Plastic waste not only harms wildlife and marine life, but it can also contribute to greenhouse gas emissions and climate change.

Efforts to reduce plastic use, improve recycling infrastructure and develop new technologies for disposing of plastic waste are necessary to address this pressing environmental issue.

Plastics are one of the most commonly used materials in the world, and their production has been steadily increasing over the years. Unfortunately, this increase in production has also led to a rise in plastic waste, which can devastate the environment if not managed properly.

Lack of recycling infrastructure is one of the biggest issues with plastic waste

While some countries have well-established recycling programs, others do not have the resources or infrastructure to manage plastic waste properly. This can lead to plastic waste ending up in landfills, oceans and other natural habitats, where decomposing takes hundreds of years.

A report by the OECD underscores the urgent need for increased investment in recycling infrastructure to address the growing threat of plastic waste to the environment.

With plastic production set to increase significantly over the next five years, action is needed to prevent plastic waste’s worst impacts on our planet.

Global plastics production is set to Increase.

According to a new report by the Organisation for Economic Co-operation and Development (OECD), global plastics production is set to increase by 30% over the next five years.

The report predicts that plastics production will rise from 368 million tonnes in 2019 to 460 million tonnes by 2025. This increase is largely driven by demand from Asia, which is expected to account for 52% of global plastics consumption by 2025.

Threat to the environment from lack of recycling infrastructure

The report highlights the urgent need for increased investment in recycling infrastructure to prevent plastic waste from polluting the environment.
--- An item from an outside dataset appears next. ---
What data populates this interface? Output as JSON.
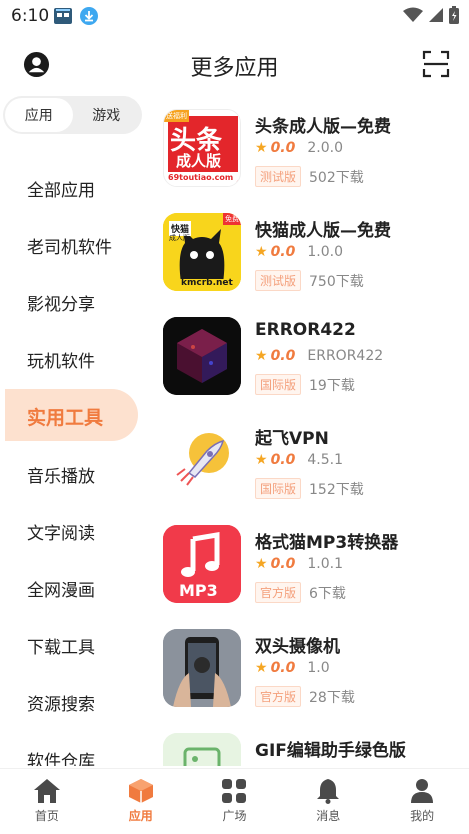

Currently, only 18% of global plastic waste is recycled while 79% ends up in landfills or the natural environment.

The lack of recycling infrastructure is particularly acute in developing countries, which are expected to account for much of the growth in plastics production over the next five years.

Without action, the report warns that plastic waste could have severe environmental consequences, including harming marine life and exacerbating climate change.